> _Action item_: Repeat each line of the data exactly as written.

Records for this task section start

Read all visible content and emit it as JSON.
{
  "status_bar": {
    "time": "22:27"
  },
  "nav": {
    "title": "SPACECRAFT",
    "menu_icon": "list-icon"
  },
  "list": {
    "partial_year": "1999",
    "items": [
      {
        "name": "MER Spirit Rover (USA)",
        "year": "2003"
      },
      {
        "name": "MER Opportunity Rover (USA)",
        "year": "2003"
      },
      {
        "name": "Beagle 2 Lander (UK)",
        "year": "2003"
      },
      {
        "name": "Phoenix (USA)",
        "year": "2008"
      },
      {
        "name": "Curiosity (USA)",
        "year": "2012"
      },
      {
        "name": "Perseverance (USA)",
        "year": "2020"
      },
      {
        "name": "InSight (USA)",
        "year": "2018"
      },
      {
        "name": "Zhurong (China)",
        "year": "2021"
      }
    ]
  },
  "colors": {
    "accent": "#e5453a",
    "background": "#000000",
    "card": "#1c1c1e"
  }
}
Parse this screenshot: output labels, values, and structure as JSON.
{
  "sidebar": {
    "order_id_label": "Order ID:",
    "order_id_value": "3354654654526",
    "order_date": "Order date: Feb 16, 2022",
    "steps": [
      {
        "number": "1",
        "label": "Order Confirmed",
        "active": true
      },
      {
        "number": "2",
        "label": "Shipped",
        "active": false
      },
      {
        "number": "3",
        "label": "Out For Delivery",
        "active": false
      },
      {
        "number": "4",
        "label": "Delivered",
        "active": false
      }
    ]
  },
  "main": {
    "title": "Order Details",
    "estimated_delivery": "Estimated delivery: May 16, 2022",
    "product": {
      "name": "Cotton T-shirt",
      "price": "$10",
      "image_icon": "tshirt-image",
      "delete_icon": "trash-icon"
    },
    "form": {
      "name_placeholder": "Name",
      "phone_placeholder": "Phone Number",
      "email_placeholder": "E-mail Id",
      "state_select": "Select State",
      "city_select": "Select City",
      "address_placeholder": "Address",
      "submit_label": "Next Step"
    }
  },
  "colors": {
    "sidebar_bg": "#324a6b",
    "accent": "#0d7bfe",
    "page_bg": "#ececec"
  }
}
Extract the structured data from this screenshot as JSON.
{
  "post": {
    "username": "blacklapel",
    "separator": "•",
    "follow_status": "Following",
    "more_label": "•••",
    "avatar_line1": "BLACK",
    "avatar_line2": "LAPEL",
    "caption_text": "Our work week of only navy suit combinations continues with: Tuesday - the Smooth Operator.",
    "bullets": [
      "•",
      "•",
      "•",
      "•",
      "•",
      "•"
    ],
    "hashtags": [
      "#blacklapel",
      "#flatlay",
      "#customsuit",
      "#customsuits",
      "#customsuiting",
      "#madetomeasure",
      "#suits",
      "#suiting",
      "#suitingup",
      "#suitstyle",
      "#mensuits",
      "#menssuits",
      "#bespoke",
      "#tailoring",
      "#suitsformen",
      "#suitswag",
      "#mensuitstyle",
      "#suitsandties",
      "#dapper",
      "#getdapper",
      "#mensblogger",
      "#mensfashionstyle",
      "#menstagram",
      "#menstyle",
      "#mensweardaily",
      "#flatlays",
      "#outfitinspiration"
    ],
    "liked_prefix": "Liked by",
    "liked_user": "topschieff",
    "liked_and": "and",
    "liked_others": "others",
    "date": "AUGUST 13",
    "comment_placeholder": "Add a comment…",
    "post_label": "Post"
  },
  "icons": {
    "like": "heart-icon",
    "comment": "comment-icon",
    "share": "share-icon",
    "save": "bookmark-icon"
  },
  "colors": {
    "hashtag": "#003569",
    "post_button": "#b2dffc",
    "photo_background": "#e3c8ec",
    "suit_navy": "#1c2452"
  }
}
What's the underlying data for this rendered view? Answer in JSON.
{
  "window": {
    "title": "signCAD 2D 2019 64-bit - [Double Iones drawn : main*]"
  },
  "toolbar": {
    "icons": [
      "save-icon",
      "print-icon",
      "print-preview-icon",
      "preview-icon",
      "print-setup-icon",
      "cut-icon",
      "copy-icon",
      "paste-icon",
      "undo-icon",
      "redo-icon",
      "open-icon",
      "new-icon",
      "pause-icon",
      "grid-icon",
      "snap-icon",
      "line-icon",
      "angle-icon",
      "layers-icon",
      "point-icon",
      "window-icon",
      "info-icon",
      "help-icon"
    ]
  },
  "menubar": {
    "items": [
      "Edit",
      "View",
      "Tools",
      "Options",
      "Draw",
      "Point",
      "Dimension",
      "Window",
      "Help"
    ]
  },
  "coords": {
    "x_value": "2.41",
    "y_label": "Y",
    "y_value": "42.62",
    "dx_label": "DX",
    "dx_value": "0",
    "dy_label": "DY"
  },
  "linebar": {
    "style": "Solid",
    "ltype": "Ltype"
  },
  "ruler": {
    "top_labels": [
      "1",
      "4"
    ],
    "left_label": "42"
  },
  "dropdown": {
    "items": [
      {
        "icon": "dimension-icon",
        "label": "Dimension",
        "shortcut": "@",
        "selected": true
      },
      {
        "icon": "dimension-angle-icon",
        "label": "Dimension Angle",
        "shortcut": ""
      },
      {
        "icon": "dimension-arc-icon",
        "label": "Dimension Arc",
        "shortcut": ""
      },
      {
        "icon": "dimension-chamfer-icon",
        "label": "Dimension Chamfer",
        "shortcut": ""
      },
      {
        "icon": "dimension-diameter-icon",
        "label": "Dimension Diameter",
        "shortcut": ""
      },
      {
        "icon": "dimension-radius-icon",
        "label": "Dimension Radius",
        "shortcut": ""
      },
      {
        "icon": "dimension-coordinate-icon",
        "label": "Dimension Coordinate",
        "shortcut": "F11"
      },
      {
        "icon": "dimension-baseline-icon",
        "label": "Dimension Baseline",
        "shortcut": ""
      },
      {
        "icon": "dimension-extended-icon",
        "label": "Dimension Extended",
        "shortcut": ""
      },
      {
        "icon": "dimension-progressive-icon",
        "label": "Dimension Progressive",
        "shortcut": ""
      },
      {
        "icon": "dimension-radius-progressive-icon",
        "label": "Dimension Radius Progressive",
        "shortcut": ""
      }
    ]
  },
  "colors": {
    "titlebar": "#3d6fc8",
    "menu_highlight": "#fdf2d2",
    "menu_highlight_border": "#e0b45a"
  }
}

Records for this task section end

> _Solved exercise_:
Read all visible content and emit it as JSON.
{
  "status_bar": {
    "time": "22:27"
  },
  "nav": {
    "title": "SPACECRAFT",
    "menu_icon": "list-icon"
  },
  "list": {
    "partial_year": "1999",
    "items": [
      {
        "name": "MER Spirit Rover (USA)",
        "year": "2003"
      },
      {
        "name": "MER Opportunity Rover (USA)",
        "year": "2003"
      },
      {
        "name": "Beagle 2 Lander (UK)",
        "year": "2003"
      },
      {
        "name": "Phoenix (USA)",
        "year": "2008"
      },
      {
        "name": "Curiosity (USA)",
        "year": "2012"
      },
      {
        "name": "Perseverance (USA)",
        "year": "2020"
      },
      {
        "name": "InSight (USA)",
        "year": "2018"
      },
      {
        "name": "Zhurong (China)",
        "year": "2021"
      }
    ]
  },
  "colors": {
    "accent": "#e5453a",
    "background": "#000000",
    "card": "#1c1c1e"
  }
}
Parse this screenshot: output labels, values, and structure as JSON.
{
  "sidebar": {
    "order_id_label": "Order ID:",
    "order_id_value": "3354654654526",
    "order_date": "Order date: Feb 16, 2022",
    "steps": [
      {
        "number": "1",
        "label": "Order Confirmed",
        "active": true
      },
      {
        "number": "2",
        "label": "Shipped",
        "active": false
      },
      {
        "number": "3",
        "label": "Out For Delivery",
        "active": false
      },
      {
        "number": "4",
        "label": "Delivered",
        "active": false
      }
    ]
  },
  "main": {
    "title": "Order Details",
    "estimated_delivery": "Estimated delivery: May 16, 2022",
    "product": {
      "name": "Cotton T-shirt",
      "price": "$10",
      "image_icon": "tshirt-image",
      "delete_icon": "trash-icon"
    },
    "form": {
      "name_placeholder": "Name",
      "phone_placeholder": "Phone Number",
      "email_placeholder": "E-mail Id",
      "state_select": "Select State",
      "city_select": "Select City",
      "address_placeholder": "Address",
      "submit_label": "Next Step"
    }
  },
  "colors": {
    "sidebar_bg": "#324a6b",
    "accent": "#0d7bfe",
    "page_bg": "#ececec"
  }
}
Extract the structured data from this screenshot as JSON.
{
  "post": {
    "username": "blacklapel",
    "separator": "•",
    "follow_status": "Following",
    "more_label": "•••",
    "avatar_line1": "BLACK",
    "avatar_line2": "LAPEL",
    "caption_text": "Our work week of only navy suit combinations continues with: Tuesday - the Smooth Operator.",
    "bullets": [
      "•",
      "•",
      "•",
      "•",
      "•",
      "•"
    ],
    "hashtags": [
      "#blacklapel",
      "#flatlay",
      "#customsuit",
      "#customsuits",
      "#customsuiting",
      "#madetomeasure",
      "#suits",
      "#suiting",
      "#suitingup",
      "#suitstyle",
      "#mensuits",
      "#menssuits",
      "#bespoke",
      "#tailoring",
      "#suitsformen",
      "#suitswag",
      "#mensuitstyle",
      "#suitsandties",
      "#dapper",
      "#getdapper",
      "#mensblogger",
      "#mensfashionstyle",
      "#menstagram",
      "#menstyle",
      "#mensweardaily",
      "#flatlays",
      "#outfitinspiration"
    ],
    "liked_prefix": "Liked by",
    "liked_user": "topschieff",
    "liked_and": "and",
    "liked_others": "others",
    "date": "AUGUST 13",
    "comment_placeholder": "Add a comment…",
    "post_label": "Post"
  },
  "icons": {
    "like": "heart-icon",
    "comment": "comment-icon",
    "share": "share-icon",
    "save": "bookmark-icon"
  },
  "colors": {
    "hashtag": "#003569",
    "post_button": "#b2dffc",
    "photo_background": "#e3c8ec",
    "suit_navy": "#1c2452"
  }
}
What's the underlying data for this rendered view? Answer in JSON.
{
  "window": {
    "title": "signCAD 2D 2019 64-bit - [Double Iones drawn : main*]"
  },
  "toolbar": {
    "icons": [
      "save-icon",
      "print-icon",
      "print-preview-icon",
      "preview-icon",
      "print-setup-icon",
      "cut-icon",
      "copy-icon",
      "paste-icon",
      "undo-icon",
      "redo-icon",
      "open-icon",
      "new-icon",
      "pause-icon",
      "grid-icon",
      "snap-icon",
      "line-icon",
      "angle-icon",
      "layers-icon",
      "point-icon",
      "window-icon",
      "info-icon",
      "help-icon"
    ]
  },
  "menubar": {
    "items": [
      "Edit",
      "View",
      "Tools",
      "Options",
      "Draw",
      "Point",
      "Dimension",
      "Window",
      "Help"
    ]
  },
  "coords": {
    "x_value": "2.41",
    "y_label": "Y",
    "y_value": "42.62",
    "dx_label": "DX",
    "dx_value": "0",
    "dy_label": "DY"
  },
  "linebar": {
    "style": "Solid",
    "ltype": "Ltype"
  },
  "ruler": {
    "top_labels": [
      "1",
      "4"
    ],
    "left_label": "42"
  },
  "dropdown": {
    "items": [
      {
        "icon": "dimension-icon",
        "label": "Dimension",
        "shortcut": "@",
        "selected": true
      },
      {
        "icon": "dimension-angle-icon",
        "label": "Dimension Angle",
        "shortcut": ""
      },
      {
        "icon": "dimension-arc-icon",
        "label": "Dimension Arc",
        "shortcut": ""
      },
      {
        "icon": "dimension-chamfer-icon",
        "label": "Dimension Chamfer",
        "shortcut": ""
      },
      {
        "icon": "dimension-diameter-icon",
        "label": "Dimension Diameter",
        "shortcut": ""
      },
      {
        "icon": "dimension-radius-icon",
        "label": "Dimension Radius",
        "shortcut": ""
      },
      {
        "icon": "dimension-coordinate-icon",
        "label": "Dimension Coordinate",
        "shortcut": "F11"
      },
      {
        "icon": "dimension-baseline-icon",
        "label": "Dimension Baseline",
        "shortcut": ""
      },
      {
        "icon": "dimension-extended-icon",
        "label": "Dimension Extended",
        "shortcut": ""
      },
      {
        "icon": "dimension-progressive-icon",
        "label": "Dimension Progressive",
        "shortcut": ""
      },
      {
        "icon": "dimension-radius-progressive-icon",
        "label": "Dimension Radius Progressive",
        "shortcut": ""
      }
    ]
  },
  "colors": {
    "titlebar": "#3d6fc8",
    "menu_highlight": "#fdf2d2",
    "menu_highlight_border": "#e0b45a"
  }
}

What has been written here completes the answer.